**How to complete this task**: For each line in the data below that has the word "address", copy that line.

Component data from apps and pages:
********

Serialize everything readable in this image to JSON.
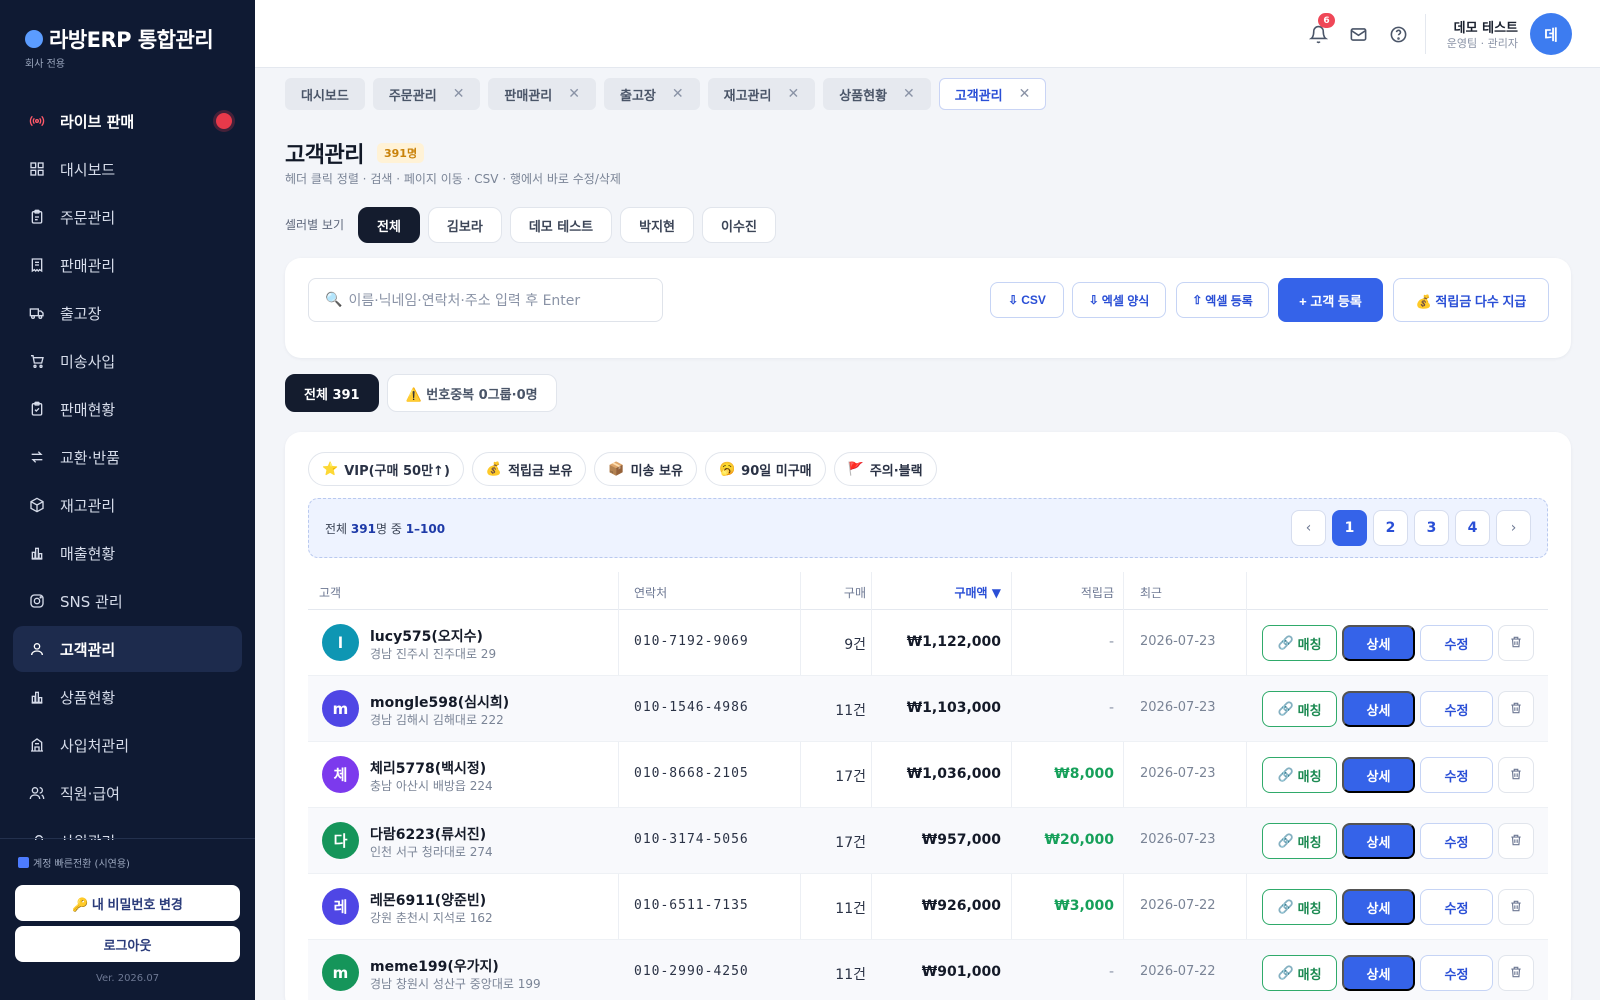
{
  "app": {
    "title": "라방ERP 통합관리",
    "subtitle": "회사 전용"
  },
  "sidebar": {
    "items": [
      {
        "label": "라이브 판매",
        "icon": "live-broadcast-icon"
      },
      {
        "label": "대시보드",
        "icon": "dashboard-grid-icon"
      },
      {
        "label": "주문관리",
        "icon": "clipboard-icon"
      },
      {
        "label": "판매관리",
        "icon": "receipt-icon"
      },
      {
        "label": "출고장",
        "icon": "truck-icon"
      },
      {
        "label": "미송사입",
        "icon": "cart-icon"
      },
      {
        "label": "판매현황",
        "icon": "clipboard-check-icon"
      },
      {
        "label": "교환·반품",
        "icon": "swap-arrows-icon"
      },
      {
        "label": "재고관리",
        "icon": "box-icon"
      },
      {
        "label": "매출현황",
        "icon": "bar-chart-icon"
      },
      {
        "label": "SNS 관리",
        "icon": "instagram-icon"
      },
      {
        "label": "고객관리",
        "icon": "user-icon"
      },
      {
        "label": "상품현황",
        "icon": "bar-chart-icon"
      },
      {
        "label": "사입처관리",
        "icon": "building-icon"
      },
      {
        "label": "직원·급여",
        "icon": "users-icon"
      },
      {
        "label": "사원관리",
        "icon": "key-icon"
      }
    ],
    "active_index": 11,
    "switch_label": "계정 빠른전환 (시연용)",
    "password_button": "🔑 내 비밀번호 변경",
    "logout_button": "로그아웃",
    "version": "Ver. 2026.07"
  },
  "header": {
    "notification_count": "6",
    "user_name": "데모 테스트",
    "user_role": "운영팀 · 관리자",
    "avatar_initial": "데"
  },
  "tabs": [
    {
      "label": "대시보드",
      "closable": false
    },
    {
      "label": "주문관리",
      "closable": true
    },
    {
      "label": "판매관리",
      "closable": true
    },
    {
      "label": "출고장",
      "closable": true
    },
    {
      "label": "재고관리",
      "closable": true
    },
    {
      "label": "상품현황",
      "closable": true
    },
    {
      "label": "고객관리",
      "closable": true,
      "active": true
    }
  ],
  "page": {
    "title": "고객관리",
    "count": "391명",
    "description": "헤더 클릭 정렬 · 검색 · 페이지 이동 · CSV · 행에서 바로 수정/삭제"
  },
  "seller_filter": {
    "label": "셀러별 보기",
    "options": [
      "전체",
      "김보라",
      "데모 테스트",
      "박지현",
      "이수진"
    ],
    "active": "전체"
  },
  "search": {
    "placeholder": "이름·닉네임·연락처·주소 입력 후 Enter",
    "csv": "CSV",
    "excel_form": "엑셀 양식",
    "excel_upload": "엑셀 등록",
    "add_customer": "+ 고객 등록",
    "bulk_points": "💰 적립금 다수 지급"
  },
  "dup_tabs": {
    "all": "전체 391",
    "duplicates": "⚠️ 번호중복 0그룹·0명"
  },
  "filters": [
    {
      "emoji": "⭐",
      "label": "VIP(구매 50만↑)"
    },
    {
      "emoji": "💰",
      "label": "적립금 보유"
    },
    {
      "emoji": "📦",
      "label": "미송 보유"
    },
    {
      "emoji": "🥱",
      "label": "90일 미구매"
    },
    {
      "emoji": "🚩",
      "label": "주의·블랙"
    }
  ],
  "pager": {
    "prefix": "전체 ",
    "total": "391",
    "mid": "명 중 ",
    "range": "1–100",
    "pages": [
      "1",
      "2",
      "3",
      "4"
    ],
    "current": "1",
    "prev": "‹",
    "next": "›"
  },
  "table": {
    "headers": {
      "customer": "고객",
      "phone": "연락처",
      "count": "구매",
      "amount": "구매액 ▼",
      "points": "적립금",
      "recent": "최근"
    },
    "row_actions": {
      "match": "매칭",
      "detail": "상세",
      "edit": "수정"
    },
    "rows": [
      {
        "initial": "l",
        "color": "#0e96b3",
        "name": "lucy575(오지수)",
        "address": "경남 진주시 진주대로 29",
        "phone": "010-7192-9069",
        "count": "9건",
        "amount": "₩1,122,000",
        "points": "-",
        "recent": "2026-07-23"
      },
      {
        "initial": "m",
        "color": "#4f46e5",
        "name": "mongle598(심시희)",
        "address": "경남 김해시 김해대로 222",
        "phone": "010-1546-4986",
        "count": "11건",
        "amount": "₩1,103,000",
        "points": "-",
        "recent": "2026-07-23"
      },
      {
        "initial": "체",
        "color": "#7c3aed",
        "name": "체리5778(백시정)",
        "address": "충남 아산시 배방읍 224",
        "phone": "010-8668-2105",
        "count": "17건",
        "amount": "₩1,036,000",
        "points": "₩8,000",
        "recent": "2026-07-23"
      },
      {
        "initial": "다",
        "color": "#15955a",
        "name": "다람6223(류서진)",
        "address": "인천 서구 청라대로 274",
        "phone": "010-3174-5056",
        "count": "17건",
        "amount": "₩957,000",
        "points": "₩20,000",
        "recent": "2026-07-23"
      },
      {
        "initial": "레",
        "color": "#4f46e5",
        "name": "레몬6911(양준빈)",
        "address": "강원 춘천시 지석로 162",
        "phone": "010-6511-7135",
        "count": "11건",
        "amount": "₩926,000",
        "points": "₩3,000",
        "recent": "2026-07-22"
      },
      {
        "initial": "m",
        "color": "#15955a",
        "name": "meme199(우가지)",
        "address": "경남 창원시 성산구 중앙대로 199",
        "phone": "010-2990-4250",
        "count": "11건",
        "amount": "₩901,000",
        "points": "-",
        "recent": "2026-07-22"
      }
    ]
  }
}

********

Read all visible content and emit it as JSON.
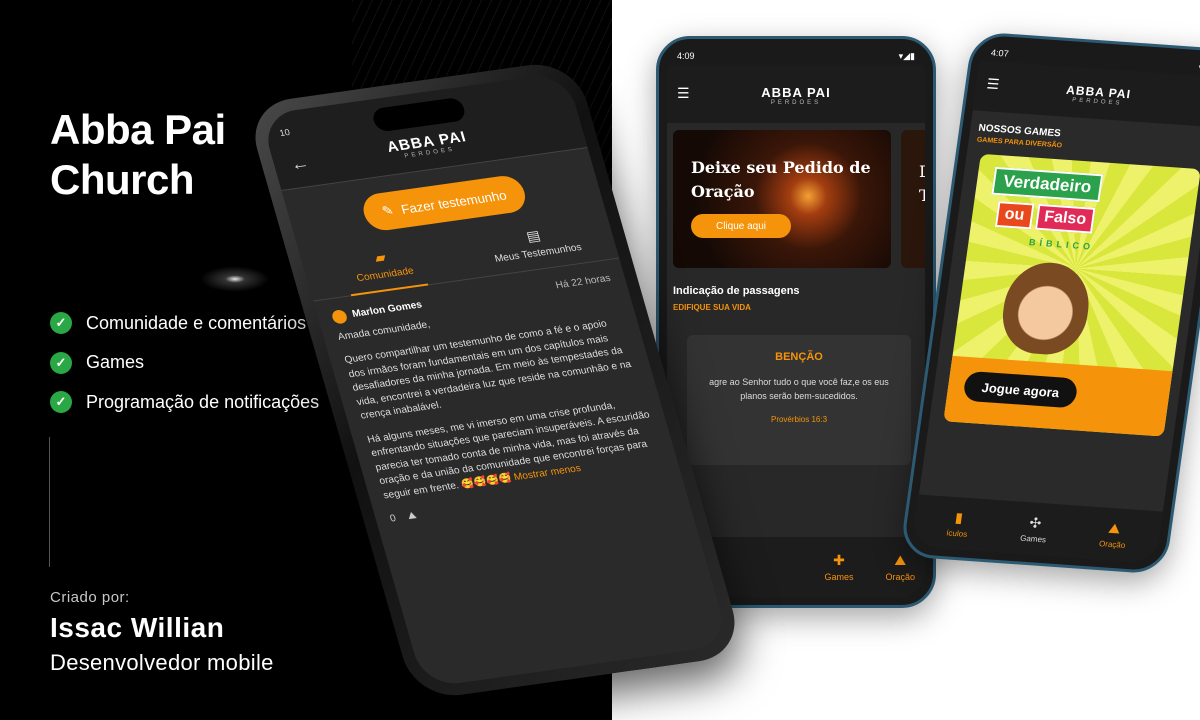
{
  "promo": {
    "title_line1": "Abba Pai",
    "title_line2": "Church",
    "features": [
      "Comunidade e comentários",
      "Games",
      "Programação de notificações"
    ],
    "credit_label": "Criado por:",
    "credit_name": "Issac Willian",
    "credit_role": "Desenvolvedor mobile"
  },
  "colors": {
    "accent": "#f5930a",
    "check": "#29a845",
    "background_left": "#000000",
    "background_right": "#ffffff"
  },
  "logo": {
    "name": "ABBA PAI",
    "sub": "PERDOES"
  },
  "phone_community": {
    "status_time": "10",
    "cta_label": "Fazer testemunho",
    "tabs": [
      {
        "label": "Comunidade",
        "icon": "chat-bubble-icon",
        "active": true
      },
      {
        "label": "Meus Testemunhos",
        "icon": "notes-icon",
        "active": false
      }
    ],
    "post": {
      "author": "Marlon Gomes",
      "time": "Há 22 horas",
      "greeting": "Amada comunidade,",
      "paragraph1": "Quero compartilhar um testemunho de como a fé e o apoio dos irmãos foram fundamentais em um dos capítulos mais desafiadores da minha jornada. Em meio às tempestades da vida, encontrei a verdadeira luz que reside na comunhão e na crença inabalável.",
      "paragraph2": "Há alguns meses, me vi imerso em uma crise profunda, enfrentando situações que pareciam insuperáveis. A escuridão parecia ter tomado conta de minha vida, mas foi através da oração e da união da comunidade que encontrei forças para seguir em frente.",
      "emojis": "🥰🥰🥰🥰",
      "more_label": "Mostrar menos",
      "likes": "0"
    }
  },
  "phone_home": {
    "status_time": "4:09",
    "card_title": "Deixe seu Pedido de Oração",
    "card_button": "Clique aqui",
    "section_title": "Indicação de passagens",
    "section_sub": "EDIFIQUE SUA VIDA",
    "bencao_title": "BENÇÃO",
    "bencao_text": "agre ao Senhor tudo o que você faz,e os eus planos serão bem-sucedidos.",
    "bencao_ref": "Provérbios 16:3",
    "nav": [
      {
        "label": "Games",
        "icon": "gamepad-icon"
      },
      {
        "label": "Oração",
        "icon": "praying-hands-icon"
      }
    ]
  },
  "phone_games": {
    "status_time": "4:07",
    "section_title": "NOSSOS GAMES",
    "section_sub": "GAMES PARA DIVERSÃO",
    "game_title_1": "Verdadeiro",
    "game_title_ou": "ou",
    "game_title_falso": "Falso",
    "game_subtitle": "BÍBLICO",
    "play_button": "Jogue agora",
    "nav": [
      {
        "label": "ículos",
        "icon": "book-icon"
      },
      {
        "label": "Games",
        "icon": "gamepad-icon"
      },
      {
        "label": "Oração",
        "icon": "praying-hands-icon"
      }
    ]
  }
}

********

**Answer box**:
        "address": "경남 진주시 진주대로 29",
        "address": "경남 김해시 김해대로 222",
        "address": "충남 아산시 배방읍 224",
        "address": "인천 서구 청라대로 274",
        "address": "강원 춘천시 지석로 162",
        "address": "경남 창원시 성산구 중앙대로 199",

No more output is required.